Background: The aim of the study was to compare satisfaction with medical and surgical abortion and to identify potential confounders affecting satisfaction.
Methods: 1033 women with gestational age (GA) < or = 63 days had either a medical (600 mg mifepristone followed by 1 mg gemeprost) or a surgical abortion (vacuum aspiration in general anaesthesia). The procedure was determined either by randomization (n = 111) or by choice (n = 922). Data on satisfaction, side effects and expectations were collected from questionnaires 2 and 8 weeks after termination.
Results: More women were very satisfied or satisfied after a surgical than a medical abortion both after choosing method (92% vs 82%, P < 0.0001), and after randomization (94% vs 68%, P < 0.001). Satisfaction was higher after choosing a medical procedure than after randomization to the same procedure; 82% and 68%, respectively, P < 0.05. Satisfaction with the medical procedure was inversely correlated with GA and the intensity of pain, nausea, vomiting and dizziness, while satisfaction with the surgical procedure was unaffected by these side effects.
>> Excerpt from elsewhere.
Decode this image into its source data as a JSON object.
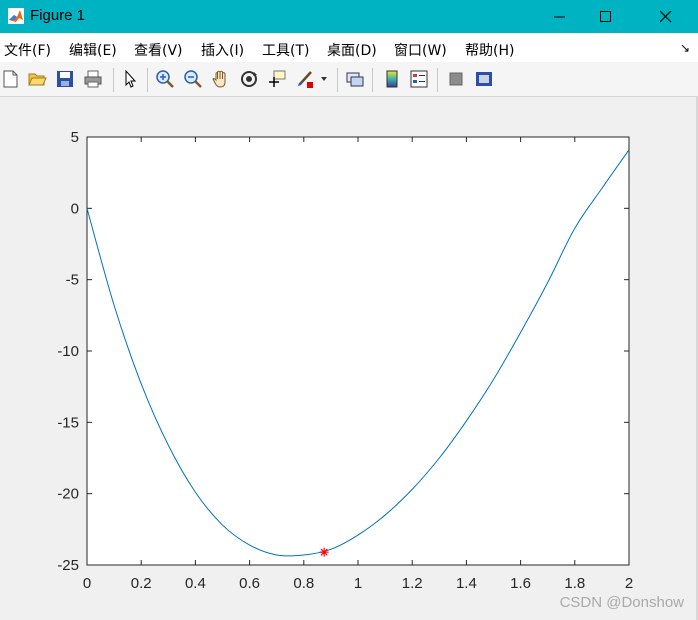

Fewer women with a failed medical than a failed surgical abortion were satisfied (17% vs 62%), P < 0.05.
Conclusions: Satisfaction with both medical and surgical abortions is high, although higher with the surgical than the medical procedure, and higher after choosing method than after randomization.